The Real Deal New York

Africa Israel reaches settlements with AG, condo residents

Developer must resolve defects and give up control of three buildings in FiDi, Brooklyn

January 19, 2016 06:00PM

15 Broad Street

From left: 15 Broad Street in the Financial District and Lev Leviev

Lev Leviev’s Africa Israel Investments reached settlements last week with both the New York Attorney General’s office and residents at three faltering, unfinished condominium buildings built by the developer.

The settlements call for Africa Israel to resolve defects at two Financial District condo buildings – the 386-unit 15 Broad Street and 409-unit 20 Pine Street – as well as one Downtown Brooklyn condo, a 79-unit building at 85 Adams Street.

The company must also give up control of the properties to their respective condominium boards and pay a $2 million penalty to the city for improperly taking property tax breaks on 15 Broad Street and an adjacent property, according to the New York Times.

Despite hefty sellouts at the properties during the last decade – including at least a $380 million sellout at 15 Broad Street – Africa Israel’s condo projects suffered from construction defects ranging from faulty wiring to potentially toxic mold to an “abject lack of fireproofing,” according to residents.

Schneiderman said the settlement with his office serves as “a warning to property developers in New York State” who “will not be allowed to shirk their obligations to the purchasers and the public.”

Africa Israel is also required to complete work on the building adjacent to 15 Broad Street – 23 Wall Street, the century-old former headquarters of J.P. Morgan & Co. that has sat mostly vacant for eight years.
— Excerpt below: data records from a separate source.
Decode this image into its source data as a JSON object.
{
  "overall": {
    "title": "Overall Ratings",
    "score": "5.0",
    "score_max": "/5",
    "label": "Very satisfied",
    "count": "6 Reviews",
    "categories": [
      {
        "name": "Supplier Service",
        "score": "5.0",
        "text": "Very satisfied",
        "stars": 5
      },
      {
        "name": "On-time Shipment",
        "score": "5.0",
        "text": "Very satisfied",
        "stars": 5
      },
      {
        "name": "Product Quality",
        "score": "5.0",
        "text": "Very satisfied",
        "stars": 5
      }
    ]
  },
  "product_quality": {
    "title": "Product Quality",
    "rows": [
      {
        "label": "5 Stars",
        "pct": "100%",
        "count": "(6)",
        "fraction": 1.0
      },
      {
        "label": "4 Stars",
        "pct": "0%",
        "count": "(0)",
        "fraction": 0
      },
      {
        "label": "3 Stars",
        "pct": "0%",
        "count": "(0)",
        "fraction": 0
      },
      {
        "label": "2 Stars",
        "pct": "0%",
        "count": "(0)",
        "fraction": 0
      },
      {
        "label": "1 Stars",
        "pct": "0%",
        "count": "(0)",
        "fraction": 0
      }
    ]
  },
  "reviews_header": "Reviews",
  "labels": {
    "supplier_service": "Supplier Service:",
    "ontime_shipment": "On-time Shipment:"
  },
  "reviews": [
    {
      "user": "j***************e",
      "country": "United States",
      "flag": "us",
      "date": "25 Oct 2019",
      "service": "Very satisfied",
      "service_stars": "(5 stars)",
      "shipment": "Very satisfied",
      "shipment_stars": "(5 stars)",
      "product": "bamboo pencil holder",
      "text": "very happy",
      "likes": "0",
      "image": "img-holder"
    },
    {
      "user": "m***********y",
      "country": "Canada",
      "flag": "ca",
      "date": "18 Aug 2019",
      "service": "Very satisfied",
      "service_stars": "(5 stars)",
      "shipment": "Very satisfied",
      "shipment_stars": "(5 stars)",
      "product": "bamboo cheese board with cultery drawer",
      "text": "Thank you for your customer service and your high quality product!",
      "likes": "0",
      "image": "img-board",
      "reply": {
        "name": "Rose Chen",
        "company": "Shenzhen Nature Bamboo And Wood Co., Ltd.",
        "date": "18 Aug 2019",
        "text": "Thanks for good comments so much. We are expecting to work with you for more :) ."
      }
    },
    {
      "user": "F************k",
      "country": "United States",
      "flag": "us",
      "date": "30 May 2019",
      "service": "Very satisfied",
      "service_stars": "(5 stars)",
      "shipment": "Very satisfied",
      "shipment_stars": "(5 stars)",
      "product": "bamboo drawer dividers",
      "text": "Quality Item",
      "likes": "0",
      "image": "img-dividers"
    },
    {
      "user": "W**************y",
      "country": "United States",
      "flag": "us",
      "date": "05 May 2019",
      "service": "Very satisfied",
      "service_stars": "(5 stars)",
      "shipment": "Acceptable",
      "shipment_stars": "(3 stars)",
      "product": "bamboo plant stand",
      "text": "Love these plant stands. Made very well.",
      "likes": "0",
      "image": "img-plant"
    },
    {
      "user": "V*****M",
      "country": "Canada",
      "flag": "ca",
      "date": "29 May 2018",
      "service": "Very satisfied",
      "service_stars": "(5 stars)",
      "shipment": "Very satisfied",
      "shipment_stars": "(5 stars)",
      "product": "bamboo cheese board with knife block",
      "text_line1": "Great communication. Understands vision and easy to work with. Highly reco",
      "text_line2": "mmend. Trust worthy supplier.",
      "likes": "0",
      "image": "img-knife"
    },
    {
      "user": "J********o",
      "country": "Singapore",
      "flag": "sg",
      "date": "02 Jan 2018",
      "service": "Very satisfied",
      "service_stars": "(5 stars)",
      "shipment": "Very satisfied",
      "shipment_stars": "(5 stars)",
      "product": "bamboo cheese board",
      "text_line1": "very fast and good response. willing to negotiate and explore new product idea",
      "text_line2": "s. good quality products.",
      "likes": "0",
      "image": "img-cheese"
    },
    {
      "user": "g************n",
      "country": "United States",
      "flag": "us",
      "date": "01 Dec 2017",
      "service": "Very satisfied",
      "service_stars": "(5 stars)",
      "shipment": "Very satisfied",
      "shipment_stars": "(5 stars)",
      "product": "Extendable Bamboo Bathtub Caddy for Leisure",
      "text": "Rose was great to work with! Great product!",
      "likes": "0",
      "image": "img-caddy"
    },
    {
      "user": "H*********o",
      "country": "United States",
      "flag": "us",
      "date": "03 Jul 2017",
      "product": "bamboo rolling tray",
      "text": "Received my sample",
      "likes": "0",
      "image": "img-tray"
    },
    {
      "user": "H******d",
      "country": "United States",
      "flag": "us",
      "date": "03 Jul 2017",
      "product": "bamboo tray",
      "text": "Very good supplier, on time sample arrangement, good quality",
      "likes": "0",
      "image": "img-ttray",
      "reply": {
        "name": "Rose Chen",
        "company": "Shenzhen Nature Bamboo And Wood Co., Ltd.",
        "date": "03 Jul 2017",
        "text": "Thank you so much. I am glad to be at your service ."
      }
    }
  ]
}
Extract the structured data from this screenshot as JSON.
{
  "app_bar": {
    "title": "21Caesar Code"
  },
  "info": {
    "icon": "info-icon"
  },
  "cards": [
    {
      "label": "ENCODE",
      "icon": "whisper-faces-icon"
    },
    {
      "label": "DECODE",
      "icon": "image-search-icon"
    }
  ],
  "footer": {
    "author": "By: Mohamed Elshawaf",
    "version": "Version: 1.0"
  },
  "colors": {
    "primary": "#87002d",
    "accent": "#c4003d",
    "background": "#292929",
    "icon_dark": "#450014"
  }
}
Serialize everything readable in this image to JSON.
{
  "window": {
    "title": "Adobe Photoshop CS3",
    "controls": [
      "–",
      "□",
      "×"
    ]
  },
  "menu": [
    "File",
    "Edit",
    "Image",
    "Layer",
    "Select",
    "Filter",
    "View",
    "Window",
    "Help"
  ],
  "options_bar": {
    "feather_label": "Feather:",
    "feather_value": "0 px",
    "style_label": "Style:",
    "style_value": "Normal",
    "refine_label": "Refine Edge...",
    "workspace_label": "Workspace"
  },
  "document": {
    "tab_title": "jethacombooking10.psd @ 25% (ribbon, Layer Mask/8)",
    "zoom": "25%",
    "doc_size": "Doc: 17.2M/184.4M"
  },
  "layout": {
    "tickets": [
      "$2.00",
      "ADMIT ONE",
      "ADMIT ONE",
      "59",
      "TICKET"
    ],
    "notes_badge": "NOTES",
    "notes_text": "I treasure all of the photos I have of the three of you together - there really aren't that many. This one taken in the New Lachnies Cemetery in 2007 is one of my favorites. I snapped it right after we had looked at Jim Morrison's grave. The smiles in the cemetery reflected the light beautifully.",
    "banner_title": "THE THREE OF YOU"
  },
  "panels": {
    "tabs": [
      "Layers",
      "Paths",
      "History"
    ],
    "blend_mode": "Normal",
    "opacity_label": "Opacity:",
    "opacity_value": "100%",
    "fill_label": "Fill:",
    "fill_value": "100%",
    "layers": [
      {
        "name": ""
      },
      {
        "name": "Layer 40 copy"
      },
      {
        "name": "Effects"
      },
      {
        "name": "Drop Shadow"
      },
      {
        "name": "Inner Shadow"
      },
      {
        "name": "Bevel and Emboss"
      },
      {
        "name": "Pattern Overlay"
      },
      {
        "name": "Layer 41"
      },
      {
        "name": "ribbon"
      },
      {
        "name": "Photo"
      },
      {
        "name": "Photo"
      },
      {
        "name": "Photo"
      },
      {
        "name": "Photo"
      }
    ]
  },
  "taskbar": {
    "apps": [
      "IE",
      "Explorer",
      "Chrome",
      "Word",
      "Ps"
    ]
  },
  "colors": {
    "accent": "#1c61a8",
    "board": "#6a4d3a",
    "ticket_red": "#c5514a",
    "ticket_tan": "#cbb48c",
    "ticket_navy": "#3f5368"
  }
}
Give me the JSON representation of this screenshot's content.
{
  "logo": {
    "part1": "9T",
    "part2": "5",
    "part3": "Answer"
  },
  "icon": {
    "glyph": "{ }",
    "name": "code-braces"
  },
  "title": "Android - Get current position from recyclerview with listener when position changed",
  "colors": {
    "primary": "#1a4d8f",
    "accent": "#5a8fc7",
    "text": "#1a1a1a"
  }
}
The developer acquired both 15 Broad Street and 23 Wall Street from the investment bank for more than $100 million in 2003. [NYT]Rey Mashayekhi